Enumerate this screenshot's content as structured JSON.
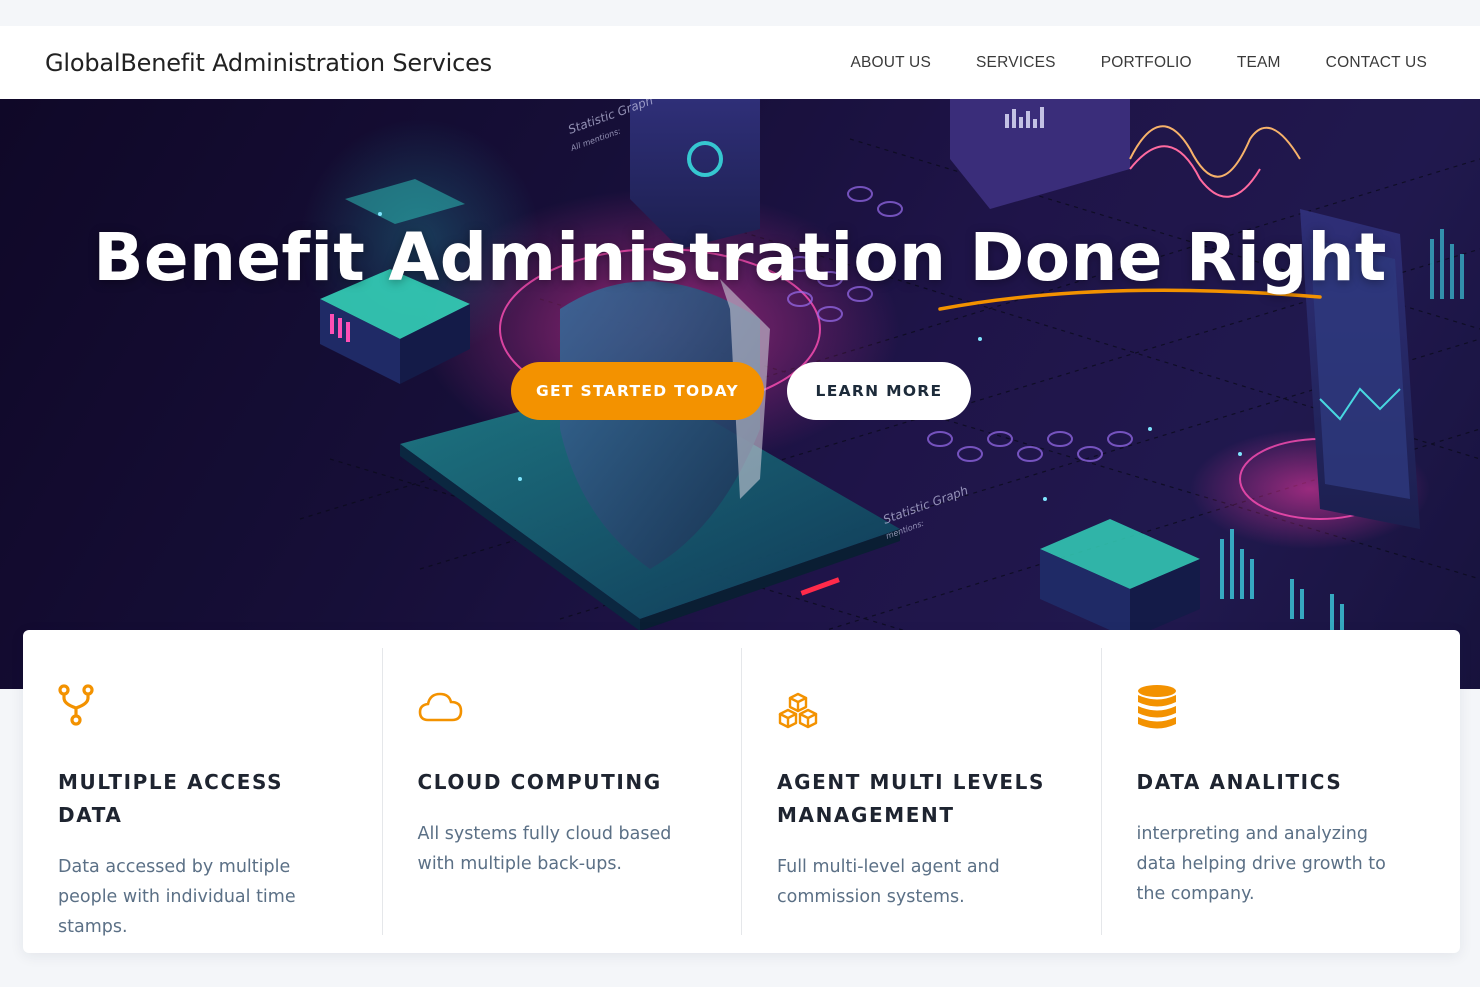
{
  "header": {
    "brand": "GlobalBenefit Administration Services",
    "nav": [
      {
        "label": "ABOUT US"
      },
      {
        "label": "SERVICES"
      },
      {
        "label": "PORTFOLIO"
      },
      {
        "label": "TEAM"
      },
      {
        "label": "CONTACT US"
      }
    ]
  },
  "hero": {
    "title": "Benefit Administration Done Right",
    "primary_button": "GET STARTED TODAY",
    "secondary_button": "LEARN MORE",
    "background_text": [
      "Statistic Graph",
      "All mentions:",
      "Statistic Graph",
      "mentions:"
    ]
  },
  "features": [
    {
      "icon": "fork-icon",
      "title": "MULTIPLE ACCESS DATA",
      "text": "Data accessed by multiple people with individual time stamps."
    },
    {
      "icon": "cloud-icon",
      "title": "CLOUD COMPUTING",
      "text": "All systems fully cloud based with multiple back-ups."
    },
    {
      "icon": "cubes-icon",
      "title": "AGENT MULTI LEVELS MANAGEMENT",
      "text": "Full multi-level agent and commission systems."
    },
    {
      "icon": "database-icon",
      "title": "DATA ANALITICS",
      "text": "interpreting and analyzing data helping drive growth to the company."
    }
  ],
  "colors": {
    "accent": "#f39200",
    "hero_bg": "#1d1444",
    "text_muted": "#5b7086"
  }
}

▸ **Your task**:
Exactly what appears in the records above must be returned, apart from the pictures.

▸ **Result of the exercise**:
Enumerate this screenshot's content as structured JSON.
{
  "header": {
    "brand": "GlobalBenefit Administration Services",
    "nav": [
      {
        "label": "ABOUT US"
      },
      {
        "label": "SERVICES"
      },
      {
        "label": "PORTFOLIO"
      },
      {
        "label": "TEAM"
      },
      {
        "label": "CONTACT US"
      }
    ]
  },
  "hero": {
    "title": "Benefit Administration Done Right",
    "primary_button": "GET STARTED TODAY",
    "secondary_button": "LEARN MORE",
    "background_text": [
      "Statistic Graph",
      "All mentions:",
      "Statistic Graph",
      "mentions:"
    ]
  },
  "features": [
    {
      "icon": "fork-icon",
      "title": "MULTIPLE ACCESS DATA",
      "text": "Data accessed by multiple people with individual time stamps."
    },
    {
      "icon": "cloud-icon",
      "title": "CLOUD COMPUTING",
      "text": "All systems fully cloud based with multiple back-ups."
    },
    {
      "icon": "cubes-icon",
      "title": "AGENT MULTI LEVELS MANAGEMENT",
      "text": "Full multi-level agent and commission systems."
    },
    {
      "icon": "database-icon",
      "title": "DATA ANALITICS",
      "text": "interpreting and analyzing data helping drive growth to the company."
    }
  ],
  "colors": {
    "accent": "#f39200",
    "hero_bg": "#1d1444",
    "text_muted": "#5b7086"
  }
}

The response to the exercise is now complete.